The Real Winners

February 16, 2011 at 9:58 am



By Julie Ruel, Social Media Manager, Stanford Blood Center

Arriving to work on a typical day, I boot up my iMac, check my Google Reader and see something about Apple passing Microsoft as the most valuable tech company. Then I turn to Facebook for friend news and Twitter to see what’s happening. I imagine my routine isn’t all that different from most others’. But what is unique is getting to see many of these companies compete in a very different way.

In 2010, we introduced the Donor Cup; a friendly blood drive competition among some of the tech companies responsible for the very technology I rely upon throughout my day. Inspired by the World Cup soccer games, companies were invited to participate by scheduling at least four blood drives, one per quarter, during the year. Under the rules of play, they were ranked on their performance in a variety of categories, including percent of employee participation, percent of new donors, and highest total units collected.
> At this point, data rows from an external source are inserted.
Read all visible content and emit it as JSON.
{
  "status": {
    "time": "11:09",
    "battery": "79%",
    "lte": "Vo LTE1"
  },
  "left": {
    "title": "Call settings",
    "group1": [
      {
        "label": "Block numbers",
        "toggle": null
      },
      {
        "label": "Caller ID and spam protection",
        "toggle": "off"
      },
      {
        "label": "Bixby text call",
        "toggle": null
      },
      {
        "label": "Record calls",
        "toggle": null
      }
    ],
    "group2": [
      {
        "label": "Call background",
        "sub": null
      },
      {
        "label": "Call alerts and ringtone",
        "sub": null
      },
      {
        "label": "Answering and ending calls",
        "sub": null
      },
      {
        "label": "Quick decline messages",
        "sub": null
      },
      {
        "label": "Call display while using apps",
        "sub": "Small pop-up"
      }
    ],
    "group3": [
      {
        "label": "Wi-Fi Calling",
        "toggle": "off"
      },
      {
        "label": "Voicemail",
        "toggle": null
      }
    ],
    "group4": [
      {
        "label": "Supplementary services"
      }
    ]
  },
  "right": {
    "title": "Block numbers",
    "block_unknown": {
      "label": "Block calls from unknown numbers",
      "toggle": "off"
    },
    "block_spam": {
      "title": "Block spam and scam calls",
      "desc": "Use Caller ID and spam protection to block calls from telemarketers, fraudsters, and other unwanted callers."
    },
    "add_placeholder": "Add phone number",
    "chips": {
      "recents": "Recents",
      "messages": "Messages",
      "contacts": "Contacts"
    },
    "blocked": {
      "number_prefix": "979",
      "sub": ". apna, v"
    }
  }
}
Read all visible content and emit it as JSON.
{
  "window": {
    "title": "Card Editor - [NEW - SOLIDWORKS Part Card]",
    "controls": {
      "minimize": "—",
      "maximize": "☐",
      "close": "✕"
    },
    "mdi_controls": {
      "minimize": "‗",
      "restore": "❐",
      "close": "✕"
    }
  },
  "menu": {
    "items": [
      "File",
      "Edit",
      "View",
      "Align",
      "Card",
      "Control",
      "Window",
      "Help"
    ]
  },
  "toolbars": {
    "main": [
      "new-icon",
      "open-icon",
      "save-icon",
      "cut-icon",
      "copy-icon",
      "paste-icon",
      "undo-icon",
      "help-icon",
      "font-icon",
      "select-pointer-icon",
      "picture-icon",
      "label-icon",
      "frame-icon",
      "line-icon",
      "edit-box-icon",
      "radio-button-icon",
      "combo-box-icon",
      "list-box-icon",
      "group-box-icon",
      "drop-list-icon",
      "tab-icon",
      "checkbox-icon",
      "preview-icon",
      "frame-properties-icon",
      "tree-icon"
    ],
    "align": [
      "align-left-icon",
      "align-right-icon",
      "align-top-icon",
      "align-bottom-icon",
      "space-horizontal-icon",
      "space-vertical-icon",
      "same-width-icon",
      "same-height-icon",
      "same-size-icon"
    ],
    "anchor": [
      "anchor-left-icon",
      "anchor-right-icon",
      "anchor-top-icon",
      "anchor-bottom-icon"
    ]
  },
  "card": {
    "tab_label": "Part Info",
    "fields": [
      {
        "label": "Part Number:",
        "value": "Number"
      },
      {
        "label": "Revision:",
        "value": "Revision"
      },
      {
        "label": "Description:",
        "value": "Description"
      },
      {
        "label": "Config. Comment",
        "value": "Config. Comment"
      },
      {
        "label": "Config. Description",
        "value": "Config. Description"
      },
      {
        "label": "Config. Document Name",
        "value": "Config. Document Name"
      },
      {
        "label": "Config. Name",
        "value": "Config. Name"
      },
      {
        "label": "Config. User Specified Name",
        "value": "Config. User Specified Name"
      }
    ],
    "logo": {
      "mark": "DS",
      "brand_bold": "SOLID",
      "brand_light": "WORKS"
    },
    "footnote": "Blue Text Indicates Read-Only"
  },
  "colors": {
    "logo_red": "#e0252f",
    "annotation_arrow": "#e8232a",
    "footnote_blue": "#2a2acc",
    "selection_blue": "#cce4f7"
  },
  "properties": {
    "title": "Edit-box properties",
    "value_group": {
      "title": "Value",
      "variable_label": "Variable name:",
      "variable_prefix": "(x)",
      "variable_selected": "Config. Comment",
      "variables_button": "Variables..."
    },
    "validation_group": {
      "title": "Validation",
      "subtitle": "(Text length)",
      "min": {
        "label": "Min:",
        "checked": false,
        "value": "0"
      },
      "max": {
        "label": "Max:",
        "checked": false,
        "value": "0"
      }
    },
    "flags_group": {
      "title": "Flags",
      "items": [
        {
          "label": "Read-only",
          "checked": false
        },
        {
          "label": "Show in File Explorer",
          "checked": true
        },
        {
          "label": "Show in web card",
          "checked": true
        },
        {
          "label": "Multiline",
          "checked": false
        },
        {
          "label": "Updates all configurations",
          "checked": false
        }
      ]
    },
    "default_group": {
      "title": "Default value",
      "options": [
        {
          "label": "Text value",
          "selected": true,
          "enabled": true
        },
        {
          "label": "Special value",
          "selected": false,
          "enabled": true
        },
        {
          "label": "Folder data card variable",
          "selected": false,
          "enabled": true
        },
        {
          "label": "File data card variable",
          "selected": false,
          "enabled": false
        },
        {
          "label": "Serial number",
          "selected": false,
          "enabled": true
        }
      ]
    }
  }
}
We’ll be announcing the top overall winning company at an upcoming awards ceremony. We’ll also have the opportunity to recognize the hard work and dedication of the individual blood drive coordinators at these companies, many of whom go above and beyond their regular job duties to facilitate blood drive hosting.

In addition to taking part in the Donor Cup, three of our participants recently made an important announcement. Apple, eBay, and HP, part of a Corporate Partners Program, will be contributing $150 million toward the development of the New Stanford Hospital. Also involved in the Program are leading tech companies Intel, Intuit, and Oracle, all of which hold regular blood drives with us throughout the year. The three Donor Cup participants collectively brought in over 800 units of blood, many of which are shipped to the Hospital that will one day be the “global model for patient-centered, technologically advanced health care”.

But let’s not forget who the real winners are. Thousands of local patients have been given a second chance at life because of the important efforts of these organizations.